You can’t get too much winter in the winter
— Robert Frost, “Snow”
Snowy winter then responded with a voice severe:
May the cuckoo not come, let it sleep in dark hollows.
He is accustomed to bring hunger with him.
— Anonymous poem in Medieval Latin, translated by Heather Williams
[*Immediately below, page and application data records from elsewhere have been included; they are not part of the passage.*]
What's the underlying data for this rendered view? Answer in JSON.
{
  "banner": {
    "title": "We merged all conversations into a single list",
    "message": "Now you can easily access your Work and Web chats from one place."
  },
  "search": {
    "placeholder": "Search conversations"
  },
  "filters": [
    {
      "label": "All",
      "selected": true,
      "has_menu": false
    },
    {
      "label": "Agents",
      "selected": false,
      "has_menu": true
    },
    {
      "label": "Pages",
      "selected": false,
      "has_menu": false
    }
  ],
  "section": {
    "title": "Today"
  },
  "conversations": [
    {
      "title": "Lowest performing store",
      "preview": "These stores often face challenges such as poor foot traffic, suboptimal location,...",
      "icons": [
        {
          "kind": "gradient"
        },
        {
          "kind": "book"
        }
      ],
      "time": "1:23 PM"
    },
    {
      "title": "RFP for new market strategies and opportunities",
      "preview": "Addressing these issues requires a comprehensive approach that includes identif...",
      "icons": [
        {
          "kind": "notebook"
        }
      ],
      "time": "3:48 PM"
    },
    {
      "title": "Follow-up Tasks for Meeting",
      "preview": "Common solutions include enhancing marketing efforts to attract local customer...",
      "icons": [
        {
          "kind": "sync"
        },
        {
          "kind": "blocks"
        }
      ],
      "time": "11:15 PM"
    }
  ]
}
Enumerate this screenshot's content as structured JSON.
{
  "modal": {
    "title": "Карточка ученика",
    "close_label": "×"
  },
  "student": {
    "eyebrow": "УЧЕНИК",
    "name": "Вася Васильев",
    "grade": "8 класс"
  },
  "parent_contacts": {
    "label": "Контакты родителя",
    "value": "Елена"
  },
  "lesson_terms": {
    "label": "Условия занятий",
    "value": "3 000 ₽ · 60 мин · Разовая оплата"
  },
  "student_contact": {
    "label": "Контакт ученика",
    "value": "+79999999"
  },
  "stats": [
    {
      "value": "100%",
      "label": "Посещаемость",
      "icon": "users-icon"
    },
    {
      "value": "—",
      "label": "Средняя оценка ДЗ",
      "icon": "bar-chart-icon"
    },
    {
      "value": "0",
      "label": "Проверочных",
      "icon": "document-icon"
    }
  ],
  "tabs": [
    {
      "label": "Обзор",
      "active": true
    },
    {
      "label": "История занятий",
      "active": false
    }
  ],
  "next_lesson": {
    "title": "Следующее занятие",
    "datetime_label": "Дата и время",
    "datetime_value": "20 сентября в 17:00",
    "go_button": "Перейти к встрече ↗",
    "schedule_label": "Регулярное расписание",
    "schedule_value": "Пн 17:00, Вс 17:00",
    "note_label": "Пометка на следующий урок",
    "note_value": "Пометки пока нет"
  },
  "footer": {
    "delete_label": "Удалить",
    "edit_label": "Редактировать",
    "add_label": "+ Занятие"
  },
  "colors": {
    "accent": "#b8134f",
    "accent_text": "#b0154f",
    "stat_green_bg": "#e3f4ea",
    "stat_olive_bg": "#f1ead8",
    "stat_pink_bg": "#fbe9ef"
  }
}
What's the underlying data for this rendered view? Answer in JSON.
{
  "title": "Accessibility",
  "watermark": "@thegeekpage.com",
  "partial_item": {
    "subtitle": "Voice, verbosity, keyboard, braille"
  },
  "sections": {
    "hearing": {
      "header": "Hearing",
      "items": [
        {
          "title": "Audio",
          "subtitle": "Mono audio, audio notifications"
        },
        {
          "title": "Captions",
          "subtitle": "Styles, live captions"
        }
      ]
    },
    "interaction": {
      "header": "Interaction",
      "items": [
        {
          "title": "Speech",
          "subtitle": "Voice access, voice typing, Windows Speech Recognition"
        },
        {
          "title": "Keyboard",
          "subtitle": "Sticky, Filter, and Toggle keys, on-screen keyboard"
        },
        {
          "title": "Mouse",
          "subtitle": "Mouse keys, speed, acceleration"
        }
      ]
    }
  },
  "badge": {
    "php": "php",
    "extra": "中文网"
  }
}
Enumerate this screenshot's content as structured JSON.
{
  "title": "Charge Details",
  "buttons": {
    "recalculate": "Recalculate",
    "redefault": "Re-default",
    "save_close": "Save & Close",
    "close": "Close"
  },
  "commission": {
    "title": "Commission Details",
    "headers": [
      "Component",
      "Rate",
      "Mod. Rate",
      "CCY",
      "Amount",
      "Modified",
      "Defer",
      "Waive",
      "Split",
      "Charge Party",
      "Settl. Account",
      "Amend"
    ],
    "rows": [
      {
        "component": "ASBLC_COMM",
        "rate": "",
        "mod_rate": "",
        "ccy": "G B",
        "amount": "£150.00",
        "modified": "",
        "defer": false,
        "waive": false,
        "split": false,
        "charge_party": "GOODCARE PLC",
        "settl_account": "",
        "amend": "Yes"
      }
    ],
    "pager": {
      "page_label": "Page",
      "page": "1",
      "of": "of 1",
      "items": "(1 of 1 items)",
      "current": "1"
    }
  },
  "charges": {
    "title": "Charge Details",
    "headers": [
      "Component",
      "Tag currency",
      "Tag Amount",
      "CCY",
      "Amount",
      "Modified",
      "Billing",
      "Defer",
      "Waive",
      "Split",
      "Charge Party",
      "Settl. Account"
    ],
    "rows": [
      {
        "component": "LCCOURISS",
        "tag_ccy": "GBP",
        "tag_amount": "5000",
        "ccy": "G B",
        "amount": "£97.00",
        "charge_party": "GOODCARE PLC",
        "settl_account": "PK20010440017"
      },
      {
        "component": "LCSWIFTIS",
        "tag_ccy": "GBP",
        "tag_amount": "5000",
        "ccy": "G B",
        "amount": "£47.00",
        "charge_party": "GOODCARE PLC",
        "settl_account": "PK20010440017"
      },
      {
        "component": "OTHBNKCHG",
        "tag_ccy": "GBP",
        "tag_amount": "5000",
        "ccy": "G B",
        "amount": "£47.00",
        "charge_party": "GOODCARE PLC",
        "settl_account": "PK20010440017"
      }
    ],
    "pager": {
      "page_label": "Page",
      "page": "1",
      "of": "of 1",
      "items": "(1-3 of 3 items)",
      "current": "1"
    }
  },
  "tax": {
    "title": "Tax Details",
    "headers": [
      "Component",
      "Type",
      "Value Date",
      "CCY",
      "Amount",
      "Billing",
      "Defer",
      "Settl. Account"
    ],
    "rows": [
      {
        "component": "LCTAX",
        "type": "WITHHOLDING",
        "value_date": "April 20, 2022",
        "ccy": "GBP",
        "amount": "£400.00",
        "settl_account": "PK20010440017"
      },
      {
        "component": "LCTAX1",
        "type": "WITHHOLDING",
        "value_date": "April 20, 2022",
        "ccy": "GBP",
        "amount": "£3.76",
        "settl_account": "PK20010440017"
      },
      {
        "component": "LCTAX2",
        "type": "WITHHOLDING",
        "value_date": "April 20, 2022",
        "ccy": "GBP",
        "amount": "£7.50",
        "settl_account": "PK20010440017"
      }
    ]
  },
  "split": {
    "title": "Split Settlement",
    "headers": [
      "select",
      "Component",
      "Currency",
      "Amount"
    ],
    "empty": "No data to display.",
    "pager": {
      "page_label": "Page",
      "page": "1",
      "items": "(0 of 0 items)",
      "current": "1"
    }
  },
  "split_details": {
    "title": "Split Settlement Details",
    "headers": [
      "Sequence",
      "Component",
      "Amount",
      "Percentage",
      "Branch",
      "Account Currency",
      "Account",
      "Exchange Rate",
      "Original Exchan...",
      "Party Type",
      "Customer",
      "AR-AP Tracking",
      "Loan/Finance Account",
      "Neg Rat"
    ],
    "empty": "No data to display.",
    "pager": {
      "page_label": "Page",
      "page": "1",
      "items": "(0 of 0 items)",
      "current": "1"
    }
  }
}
Winter may starve and freeze, but in each place where snow accumulates, we also find depictions of informal holidays — snow days — and one of their most exuberant pursuits. “Few seasonal activities are as universal — across time, place, or culture — as the snowball fight,” writes Public Domain Review. Some have even made it “into the annals of history…. According to what might be more fable than history, the teenage Napoleon Bonaparte famously organized a ten day snowball fight at his military school, complete with trenches, regimens, and rules of engagement.”
Snowball fights weren’t “confined to children either,” Arendse Lund writes. In the pages of illuminated Medieval manuscripts, “people of all ages, men and women, can be seen hefting an icy ball.” Such images defy a “conventional topos” — “the threat of winter” found in Old English poetry.
In one calendar poem, The Menologium, for example, “winter comes in like an invading warrior,” notes A Clerk of Oxford, “and puts autumn in chains, and the green fields which decorate the earth are permitted to stay with us no longer…. There are many, many examples of winter as danger and sorrow” in Medieval poetry.
The tradition of winter as a martial invader continues in modern verse. In Robert Frost, snow forms “soft bombs.” Even when one is safe and warm at home, snow banked high around the walls outside, winter threatens: the house is “frozen, brittle, all except this room you sit in.” But alongside these literary scenes of unbearable cold, we have the playfulness and sublimity of winter, its ability to elevate the ordinary, break up monotony, put a temporary end to daily drudgery. Winter brings its own form of beauty, and its own fun: the soft bomb of the snow ball.
In one Middle English poem by Nicolas Bacon, titled “Of a Snow balle,” spring has nothing on winter even when it comes to love; the snowball fight becomes a pretext for a romantic encounter:
A wanton wenche vppon a colde daye
With Snowe balles prouoked me to playe:
But theis snowe balles soe hette my desyer
That I maye calle them balles of wylde fyer.
In the delightful images here, culled from a number of illuminated manuscripts (and one fresco, at the top), see Medieval Europeans play, flirt, and scoff at winter’s warning in lighthearted snowball fights of yore.
The Illuminated Manuscripts of Medieval Europe: A Free Online Course from the University of Colorado
Medieval Scribes Discouraged Theft of Manuscripts by Adding Curses Threatening Death & Damnation to Their Pages
Killer Rabbits in Medieval Manuscripts: Why So Many Drawings in the Margins Depict Bunnies Going Bad
Josh Jones is a writer and musician based in Durham, NC. Follow him at @jdmagness
Winter is icumen in
Winter is icumen in,
Lhude sing Goddamm,
Raineth drop and staineth slop,
And how the wind doth ramm!
Skiddeth bus and sloppeth us,
An ague hath my ham.
Freezeth river, turneth liver,
Damm you; Sing: Goddamm.
Goddamm, Goddamm, ’tis why I am, Goddamm,
So ‘gainst the winter’s balm.
Sing goddamm, damm, sing goddamm,
Sing goddamm, sing goddamm, DAMM.